Top of TASK INPUTS
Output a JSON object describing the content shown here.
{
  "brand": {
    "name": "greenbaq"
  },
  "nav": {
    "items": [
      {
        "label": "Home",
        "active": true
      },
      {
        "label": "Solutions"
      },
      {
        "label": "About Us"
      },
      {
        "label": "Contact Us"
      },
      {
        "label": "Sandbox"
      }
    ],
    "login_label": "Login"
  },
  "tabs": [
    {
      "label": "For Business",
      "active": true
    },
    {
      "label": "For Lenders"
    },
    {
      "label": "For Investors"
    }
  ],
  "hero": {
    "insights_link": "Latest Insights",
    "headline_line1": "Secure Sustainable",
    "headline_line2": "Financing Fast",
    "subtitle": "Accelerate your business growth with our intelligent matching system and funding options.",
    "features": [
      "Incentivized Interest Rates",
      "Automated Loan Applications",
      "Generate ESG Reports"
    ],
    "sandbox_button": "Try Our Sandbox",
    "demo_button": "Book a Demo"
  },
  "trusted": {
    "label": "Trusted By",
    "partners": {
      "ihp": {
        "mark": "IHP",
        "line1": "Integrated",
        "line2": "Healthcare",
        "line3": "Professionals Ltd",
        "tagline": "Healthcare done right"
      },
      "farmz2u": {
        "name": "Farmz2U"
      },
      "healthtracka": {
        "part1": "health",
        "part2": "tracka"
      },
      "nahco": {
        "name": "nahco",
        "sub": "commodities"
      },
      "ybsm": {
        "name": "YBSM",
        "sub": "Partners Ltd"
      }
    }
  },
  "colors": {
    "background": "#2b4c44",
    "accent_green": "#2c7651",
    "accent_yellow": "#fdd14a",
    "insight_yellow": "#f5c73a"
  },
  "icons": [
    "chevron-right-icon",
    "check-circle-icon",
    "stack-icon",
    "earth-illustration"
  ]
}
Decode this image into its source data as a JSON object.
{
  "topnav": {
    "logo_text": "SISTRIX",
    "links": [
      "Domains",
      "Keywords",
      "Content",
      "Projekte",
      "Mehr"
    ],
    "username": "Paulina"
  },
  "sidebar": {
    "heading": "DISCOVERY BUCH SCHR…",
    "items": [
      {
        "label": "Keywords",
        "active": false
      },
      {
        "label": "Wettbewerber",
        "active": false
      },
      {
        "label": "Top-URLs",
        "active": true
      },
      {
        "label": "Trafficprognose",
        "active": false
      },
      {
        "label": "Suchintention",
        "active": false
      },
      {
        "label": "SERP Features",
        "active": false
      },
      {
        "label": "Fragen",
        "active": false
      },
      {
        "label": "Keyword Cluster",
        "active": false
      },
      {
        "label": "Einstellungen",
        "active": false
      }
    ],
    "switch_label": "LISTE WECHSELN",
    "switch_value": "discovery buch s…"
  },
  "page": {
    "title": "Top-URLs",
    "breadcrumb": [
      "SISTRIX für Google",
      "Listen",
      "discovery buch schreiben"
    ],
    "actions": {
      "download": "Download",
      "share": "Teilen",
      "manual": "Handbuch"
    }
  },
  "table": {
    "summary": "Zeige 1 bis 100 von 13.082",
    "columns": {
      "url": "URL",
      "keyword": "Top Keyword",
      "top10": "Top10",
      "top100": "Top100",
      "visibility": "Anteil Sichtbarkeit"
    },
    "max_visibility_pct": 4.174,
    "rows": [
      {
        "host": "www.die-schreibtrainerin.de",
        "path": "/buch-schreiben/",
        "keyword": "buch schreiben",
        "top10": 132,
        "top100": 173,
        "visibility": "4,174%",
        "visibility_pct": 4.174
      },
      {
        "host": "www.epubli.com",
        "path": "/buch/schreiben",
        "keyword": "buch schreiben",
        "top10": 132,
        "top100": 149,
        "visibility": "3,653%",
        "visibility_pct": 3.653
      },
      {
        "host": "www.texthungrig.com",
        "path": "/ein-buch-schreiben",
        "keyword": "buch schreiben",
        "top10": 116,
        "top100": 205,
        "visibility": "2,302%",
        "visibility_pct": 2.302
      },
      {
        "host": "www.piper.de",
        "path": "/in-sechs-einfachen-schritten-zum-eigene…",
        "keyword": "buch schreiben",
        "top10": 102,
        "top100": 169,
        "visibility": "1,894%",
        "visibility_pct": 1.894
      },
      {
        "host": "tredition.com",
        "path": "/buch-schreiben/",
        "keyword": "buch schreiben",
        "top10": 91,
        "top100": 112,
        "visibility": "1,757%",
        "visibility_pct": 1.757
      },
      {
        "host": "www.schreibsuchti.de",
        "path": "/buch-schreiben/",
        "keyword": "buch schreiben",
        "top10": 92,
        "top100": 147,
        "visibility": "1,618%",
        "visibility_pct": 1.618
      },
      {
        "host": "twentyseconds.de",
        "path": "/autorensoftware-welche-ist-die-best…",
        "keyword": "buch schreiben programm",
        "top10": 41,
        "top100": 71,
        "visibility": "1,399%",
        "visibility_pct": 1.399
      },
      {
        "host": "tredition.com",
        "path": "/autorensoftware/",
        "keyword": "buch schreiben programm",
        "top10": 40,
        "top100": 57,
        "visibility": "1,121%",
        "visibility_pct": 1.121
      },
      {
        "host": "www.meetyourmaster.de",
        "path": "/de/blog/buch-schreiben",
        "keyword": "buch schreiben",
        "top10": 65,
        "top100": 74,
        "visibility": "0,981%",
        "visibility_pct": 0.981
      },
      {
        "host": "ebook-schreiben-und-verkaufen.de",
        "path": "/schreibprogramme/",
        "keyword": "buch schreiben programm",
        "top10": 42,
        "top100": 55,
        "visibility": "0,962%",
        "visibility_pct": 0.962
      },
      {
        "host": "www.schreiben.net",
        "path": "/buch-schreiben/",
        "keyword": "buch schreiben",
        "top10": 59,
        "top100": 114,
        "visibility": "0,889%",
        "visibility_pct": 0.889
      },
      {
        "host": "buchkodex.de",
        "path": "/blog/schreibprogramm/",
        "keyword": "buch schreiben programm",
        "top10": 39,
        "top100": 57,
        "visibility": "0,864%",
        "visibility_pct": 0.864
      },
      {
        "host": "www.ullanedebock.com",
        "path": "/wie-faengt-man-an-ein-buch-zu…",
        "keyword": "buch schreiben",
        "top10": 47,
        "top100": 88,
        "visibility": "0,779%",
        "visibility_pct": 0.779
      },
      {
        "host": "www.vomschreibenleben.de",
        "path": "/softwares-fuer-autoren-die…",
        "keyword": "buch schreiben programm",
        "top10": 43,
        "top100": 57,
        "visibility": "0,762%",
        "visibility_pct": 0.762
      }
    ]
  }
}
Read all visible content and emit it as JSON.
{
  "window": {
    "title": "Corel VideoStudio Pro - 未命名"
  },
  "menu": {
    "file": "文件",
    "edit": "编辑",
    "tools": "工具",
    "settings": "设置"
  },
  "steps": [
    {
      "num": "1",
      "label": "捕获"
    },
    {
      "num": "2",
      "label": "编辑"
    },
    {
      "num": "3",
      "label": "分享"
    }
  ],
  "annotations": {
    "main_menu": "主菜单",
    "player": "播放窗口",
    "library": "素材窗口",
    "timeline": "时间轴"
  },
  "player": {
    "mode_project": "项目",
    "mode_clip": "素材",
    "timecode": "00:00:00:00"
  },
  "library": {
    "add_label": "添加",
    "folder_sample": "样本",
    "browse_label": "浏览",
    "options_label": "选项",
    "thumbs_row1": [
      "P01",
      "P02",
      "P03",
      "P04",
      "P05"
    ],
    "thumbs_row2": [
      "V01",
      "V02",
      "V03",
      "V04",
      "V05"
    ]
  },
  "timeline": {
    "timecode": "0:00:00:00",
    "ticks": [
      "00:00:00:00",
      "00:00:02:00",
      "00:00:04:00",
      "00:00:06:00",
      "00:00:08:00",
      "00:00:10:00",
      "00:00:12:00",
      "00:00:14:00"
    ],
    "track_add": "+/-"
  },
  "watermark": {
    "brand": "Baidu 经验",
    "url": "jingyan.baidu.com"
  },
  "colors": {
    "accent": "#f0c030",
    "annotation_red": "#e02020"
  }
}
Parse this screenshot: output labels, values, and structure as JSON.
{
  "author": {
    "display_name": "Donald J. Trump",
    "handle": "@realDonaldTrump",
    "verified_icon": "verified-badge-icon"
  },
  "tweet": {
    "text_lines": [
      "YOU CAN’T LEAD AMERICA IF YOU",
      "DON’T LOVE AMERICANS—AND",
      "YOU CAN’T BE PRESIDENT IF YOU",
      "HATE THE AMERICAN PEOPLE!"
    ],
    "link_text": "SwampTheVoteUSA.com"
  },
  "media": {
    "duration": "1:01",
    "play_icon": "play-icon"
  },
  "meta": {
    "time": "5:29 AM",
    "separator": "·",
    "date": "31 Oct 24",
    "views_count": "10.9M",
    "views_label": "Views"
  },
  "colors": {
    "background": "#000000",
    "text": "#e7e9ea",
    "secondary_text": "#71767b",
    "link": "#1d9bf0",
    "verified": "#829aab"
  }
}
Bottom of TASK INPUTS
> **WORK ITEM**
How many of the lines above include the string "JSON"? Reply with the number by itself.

> **ANSWER TO THIS PROBLEM**
4